“The clinical data also show that withdrawal symptoms from SNRIs last much longer than the one to two weeks ascribed to them by standard texts, much more in the region of months,” Dr. Horowitz told Neurology Today. “Tapering protocols suggested for SSRIs in the paper also apply to SNRIs; they should occur over at least months, down to doses close to one-fortieth of therapeutic doses and titrated to individual tolerability.”
The study authors proposed what they call a “pharmacologically informed method for tapering SSRI treatment.”
For instance, reducing doses of citalopram in steady 5 mg decrements resulted in serotonin transporter inhibition hyperbolically rising from 3 percent when the dose was cut from 20 mg to 15 mg, to 6 percent when the dose was cut from 15 mg to 10 mg, to 13 percent when the dose was cut to 5 mg, and to 58 percent when cut to zero.

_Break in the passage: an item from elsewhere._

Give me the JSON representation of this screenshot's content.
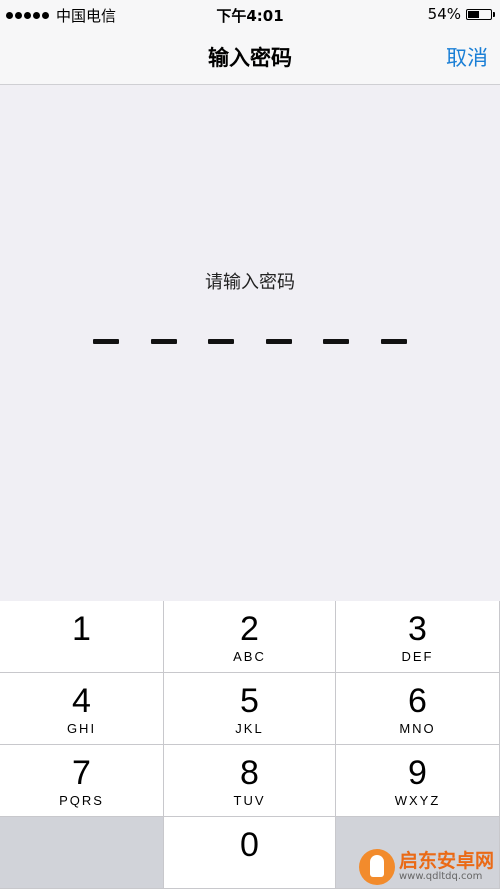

“These large reductions in inhibition could account for the paucity of success of previous tapering regimens, and particularly for the difficulties with withdrawal symptoms that patients have towards the end of their taper, at low doses,” the study authors concluded.
Rather than taper by fixed amounts, the study authors recommended that clinicians taper the dose by following a hyperbolic slope. In the case of citalopram, for instance, the dose would be dropped from 20 mg, to 9.1 mg, to 5.4 mg, 3.4 mg, 2.3 mg, 1.5 mg, and then to 0.8 mg, 0.4 mg, and finally to zero.

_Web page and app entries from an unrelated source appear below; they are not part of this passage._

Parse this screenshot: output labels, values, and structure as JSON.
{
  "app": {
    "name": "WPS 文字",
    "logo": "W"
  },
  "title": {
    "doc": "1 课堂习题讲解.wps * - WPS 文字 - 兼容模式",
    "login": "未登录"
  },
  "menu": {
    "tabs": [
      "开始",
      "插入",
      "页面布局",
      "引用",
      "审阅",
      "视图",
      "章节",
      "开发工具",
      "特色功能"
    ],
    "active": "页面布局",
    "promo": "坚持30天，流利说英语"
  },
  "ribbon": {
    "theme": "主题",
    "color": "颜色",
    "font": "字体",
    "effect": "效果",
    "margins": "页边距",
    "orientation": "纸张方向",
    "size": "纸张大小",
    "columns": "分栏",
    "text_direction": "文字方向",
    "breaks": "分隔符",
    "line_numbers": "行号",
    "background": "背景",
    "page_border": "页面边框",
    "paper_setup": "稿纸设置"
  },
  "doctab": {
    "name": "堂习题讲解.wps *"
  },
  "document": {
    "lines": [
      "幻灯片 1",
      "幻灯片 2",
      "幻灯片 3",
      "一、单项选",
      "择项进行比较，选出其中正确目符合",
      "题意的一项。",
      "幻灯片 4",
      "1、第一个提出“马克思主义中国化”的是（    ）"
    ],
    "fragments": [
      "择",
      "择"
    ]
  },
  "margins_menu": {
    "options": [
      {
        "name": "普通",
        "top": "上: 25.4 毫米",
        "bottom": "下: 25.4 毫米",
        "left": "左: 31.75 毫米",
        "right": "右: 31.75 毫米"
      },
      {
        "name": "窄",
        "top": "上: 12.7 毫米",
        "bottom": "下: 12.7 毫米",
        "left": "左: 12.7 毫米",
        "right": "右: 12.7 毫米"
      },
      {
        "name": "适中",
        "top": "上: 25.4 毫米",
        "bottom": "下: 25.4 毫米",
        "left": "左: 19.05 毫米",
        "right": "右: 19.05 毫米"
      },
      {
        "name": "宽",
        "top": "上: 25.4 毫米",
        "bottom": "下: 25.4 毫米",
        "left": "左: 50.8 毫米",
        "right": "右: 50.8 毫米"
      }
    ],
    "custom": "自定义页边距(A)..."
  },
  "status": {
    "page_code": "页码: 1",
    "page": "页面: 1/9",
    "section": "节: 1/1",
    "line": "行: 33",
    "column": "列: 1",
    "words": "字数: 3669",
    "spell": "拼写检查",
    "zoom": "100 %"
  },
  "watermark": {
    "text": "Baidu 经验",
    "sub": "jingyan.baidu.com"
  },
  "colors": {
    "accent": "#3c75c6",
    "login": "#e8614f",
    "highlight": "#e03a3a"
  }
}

Neurologists who treat migraine, diabetic neuropathy, and other disorders for which SSRIs and SNRIs are sometimes prescribed said the recommendations fit with their own clinical experience.
“I have seen the withdrawal effect; it can go on for months,” said Richard B. Lipton, MD, FAAN, the Edwin S. Lowe Professor and vice chair of neurology at Albert Einstein College of Medicine, where he is also director of the Montefiore Headache Center. “I definitely agree with the authors of this paper on the need for more gradual tapering in some patients. I’ve certainly had certain patients buy pill cutters to cut an already low dose of an SSRI into quarters and take them daily, then take them every other day, to try to make the taper more comfortable.”
Dr. Lipton said he also agreed with the authors of the paper that current guidelines on tapering SSRIs should be reconsidered, and that randomized, controlled trials would be useful to more rigorously test the effects of a slower, more gradual tapering protocol.
Full article –